• Required action
Where a line of the data holds the word "cluster", copy that line.
Exercise data START
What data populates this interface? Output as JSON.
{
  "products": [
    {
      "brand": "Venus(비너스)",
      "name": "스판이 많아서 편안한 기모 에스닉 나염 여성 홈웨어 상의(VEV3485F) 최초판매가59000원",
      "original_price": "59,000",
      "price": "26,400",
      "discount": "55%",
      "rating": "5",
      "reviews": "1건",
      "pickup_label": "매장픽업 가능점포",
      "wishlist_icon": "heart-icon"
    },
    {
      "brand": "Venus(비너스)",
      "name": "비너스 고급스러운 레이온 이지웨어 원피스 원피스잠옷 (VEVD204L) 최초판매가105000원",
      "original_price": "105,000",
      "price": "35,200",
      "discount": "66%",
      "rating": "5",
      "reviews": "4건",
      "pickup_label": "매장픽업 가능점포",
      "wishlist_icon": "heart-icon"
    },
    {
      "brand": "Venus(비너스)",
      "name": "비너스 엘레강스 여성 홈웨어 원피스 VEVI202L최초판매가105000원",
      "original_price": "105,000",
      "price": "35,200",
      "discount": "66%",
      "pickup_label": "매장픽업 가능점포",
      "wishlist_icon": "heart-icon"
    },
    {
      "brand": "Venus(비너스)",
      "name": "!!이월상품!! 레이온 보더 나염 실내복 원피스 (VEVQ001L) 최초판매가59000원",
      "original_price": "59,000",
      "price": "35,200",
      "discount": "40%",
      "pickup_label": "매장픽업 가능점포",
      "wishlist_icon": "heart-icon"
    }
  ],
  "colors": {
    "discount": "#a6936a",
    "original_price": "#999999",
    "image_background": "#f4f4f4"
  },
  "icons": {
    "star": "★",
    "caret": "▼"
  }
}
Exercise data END
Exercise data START
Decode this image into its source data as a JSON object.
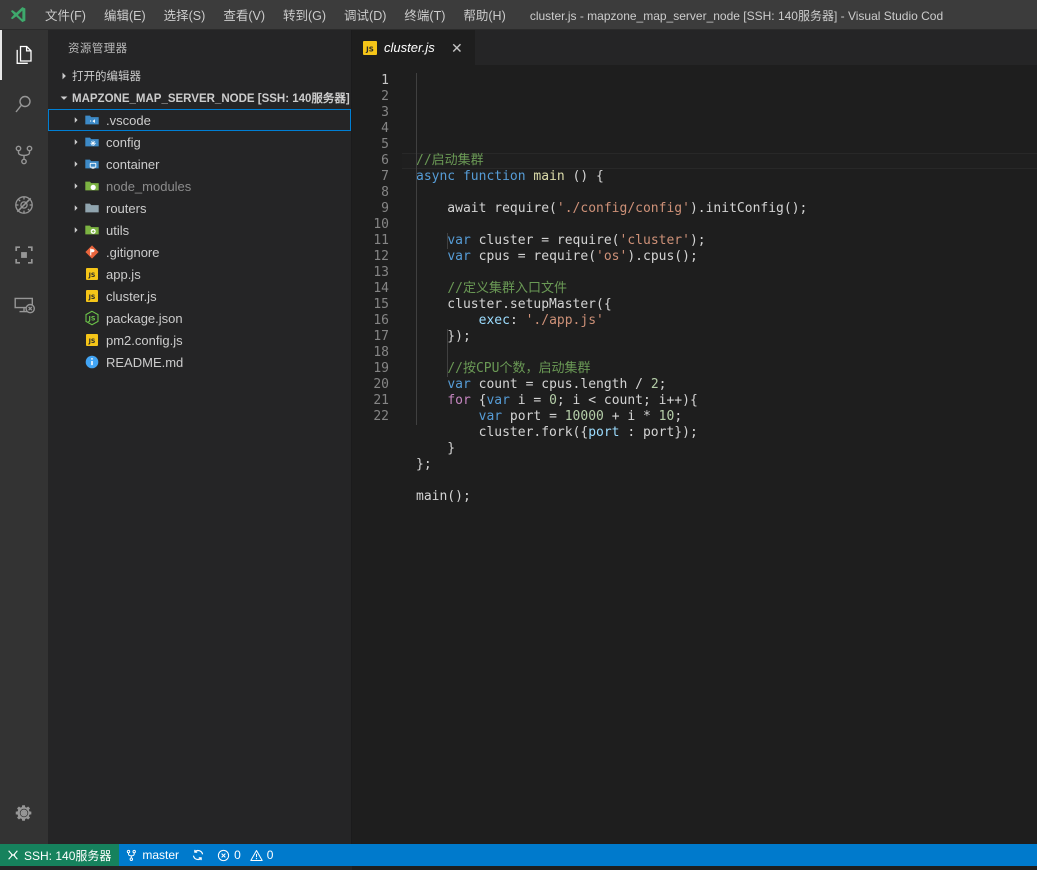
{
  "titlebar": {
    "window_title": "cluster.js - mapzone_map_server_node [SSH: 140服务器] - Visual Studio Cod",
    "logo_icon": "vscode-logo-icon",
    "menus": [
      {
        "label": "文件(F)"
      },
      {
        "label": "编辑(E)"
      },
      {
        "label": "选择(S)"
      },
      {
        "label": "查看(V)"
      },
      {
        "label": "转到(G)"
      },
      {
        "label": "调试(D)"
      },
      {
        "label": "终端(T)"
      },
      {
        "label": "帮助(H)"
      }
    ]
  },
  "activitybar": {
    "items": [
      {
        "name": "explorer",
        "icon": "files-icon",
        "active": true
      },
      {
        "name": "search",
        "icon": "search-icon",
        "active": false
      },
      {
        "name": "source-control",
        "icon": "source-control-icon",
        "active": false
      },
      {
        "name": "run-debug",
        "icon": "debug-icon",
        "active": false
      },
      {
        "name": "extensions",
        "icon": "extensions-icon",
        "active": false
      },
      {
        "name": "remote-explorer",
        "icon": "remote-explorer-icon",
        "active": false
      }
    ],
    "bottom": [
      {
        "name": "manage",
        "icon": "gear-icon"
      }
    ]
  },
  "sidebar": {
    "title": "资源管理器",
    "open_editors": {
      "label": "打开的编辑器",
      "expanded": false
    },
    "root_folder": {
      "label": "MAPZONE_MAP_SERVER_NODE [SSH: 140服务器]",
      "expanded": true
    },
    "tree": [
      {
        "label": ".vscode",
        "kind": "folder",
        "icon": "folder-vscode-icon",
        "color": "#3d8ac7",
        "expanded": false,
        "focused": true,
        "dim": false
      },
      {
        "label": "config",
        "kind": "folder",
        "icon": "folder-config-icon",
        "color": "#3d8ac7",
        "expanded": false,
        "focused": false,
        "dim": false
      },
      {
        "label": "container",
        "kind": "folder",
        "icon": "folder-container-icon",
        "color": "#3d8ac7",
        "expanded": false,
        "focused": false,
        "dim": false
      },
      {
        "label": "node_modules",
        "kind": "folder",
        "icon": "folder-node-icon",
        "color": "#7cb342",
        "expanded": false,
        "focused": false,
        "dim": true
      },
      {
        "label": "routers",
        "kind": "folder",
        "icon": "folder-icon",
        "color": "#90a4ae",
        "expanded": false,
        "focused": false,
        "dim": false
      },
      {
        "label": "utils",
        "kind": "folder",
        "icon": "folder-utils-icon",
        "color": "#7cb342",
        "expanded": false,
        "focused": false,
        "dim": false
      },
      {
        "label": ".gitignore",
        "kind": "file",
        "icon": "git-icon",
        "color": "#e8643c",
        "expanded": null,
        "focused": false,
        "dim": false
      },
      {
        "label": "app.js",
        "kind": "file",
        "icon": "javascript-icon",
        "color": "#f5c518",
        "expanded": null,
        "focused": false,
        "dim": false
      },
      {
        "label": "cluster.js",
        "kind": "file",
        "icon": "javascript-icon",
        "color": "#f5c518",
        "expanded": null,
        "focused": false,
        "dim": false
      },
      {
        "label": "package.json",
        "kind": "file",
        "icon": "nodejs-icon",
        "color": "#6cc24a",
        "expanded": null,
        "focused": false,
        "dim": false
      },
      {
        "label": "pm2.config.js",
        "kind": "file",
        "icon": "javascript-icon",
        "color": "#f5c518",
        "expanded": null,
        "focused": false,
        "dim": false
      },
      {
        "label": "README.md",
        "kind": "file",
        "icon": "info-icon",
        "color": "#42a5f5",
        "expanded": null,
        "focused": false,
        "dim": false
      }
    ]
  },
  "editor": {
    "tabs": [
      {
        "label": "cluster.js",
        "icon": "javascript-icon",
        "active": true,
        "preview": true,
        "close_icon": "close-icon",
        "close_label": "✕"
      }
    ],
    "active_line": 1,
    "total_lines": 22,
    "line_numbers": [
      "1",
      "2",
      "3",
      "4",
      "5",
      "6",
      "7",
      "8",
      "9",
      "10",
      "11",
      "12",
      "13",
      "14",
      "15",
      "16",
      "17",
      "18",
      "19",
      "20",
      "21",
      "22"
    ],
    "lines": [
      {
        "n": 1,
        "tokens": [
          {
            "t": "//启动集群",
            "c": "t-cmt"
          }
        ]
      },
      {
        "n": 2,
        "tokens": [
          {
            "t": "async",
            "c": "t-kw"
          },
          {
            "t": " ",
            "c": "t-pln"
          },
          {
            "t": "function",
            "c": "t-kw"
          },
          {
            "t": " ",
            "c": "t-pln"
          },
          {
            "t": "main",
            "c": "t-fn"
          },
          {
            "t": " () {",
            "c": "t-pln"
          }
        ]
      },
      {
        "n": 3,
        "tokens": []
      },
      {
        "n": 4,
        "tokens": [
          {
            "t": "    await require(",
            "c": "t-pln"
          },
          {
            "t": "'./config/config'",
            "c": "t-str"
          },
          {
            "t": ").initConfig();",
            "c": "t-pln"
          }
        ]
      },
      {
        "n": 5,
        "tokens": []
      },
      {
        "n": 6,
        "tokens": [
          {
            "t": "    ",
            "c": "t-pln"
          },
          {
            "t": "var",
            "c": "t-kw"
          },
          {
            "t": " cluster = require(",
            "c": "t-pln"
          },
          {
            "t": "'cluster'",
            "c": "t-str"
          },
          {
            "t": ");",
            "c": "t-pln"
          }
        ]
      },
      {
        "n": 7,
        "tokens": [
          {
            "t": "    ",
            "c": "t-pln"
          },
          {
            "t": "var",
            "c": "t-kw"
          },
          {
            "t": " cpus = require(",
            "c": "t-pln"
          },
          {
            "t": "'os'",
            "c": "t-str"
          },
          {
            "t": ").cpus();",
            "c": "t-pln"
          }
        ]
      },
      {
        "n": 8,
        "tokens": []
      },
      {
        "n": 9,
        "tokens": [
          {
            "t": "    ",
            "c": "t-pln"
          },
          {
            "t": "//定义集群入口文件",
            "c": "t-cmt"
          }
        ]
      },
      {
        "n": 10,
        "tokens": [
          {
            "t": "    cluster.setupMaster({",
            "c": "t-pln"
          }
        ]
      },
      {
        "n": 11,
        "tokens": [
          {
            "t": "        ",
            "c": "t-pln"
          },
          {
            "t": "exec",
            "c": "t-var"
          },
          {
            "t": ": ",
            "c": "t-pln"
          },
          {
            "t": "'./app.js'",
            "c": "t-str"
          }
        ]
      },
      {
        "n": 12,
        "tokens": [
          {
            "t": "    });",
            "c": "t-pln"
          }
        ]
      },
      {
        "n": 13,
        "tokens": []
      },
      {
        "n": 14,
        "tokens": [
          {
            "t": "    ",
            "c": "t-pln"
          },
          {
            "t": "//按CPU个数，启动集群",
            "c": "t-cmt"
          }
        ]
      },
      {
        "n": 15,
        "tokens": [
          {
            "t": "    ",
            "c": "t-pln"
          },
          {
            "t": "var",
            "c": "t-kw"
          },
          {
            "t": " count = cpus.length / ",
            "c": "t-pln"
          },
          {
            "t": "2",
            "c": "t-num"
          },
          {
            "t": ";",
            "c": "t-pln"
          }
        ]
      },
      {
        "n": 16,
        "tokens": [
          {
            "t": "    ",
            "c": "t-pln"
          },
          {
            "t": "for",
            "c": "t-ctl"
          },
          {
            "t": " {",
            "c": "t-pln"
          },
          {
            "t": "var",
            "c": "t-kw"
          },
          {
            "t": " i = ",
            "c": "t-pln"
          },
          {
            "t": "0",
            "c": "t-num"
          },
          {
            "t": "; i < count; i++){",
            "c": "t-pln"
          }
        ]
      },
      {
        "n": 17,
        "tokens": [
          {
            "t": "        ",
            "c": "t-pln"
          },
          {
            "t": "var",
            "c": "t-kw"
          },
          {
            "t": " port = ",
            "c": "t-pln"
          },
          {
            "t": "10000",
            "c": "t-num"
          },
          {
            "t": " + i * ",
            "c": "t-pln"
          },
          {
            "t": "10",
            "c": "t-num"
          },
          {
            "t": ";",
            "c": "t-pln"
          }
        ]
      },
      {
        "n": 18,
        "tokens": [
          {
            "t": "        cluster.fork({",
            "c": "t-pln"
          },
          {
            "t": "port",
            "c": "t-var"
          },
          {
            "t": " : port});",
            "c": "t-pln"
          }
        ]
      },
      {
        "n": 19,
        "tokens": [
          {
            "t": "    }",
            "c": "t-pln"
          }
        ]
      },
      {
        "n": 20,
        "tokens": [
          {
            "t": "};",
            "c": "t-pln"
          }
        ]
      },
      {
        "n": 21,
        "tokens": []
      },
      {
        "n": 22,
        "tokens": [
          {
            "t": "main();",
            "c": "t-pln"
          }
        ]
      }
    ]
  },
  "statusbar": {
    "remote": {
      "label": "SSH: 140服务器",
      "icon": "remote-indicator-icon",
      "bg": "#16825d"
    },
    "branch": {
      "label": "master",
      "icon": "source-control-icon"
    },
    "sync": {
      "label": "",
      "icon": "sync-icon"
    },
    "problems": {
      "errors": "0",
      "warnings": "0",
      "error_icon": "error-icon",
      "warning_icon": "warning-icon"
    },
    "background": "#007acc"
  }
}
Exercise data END
• Solution for this task
    "window_title": "cluster.js - mapzone_map_server_node [SSH: 140服务器] - Visual Studio Cod",
        "label": "cluster.js",
        "label": "cluster.js",
            "t": " cluster = require(",
            "t": "'cluster'",
            "t": "    cluster.setupMaster({",
            "t": "        cluster.fork({",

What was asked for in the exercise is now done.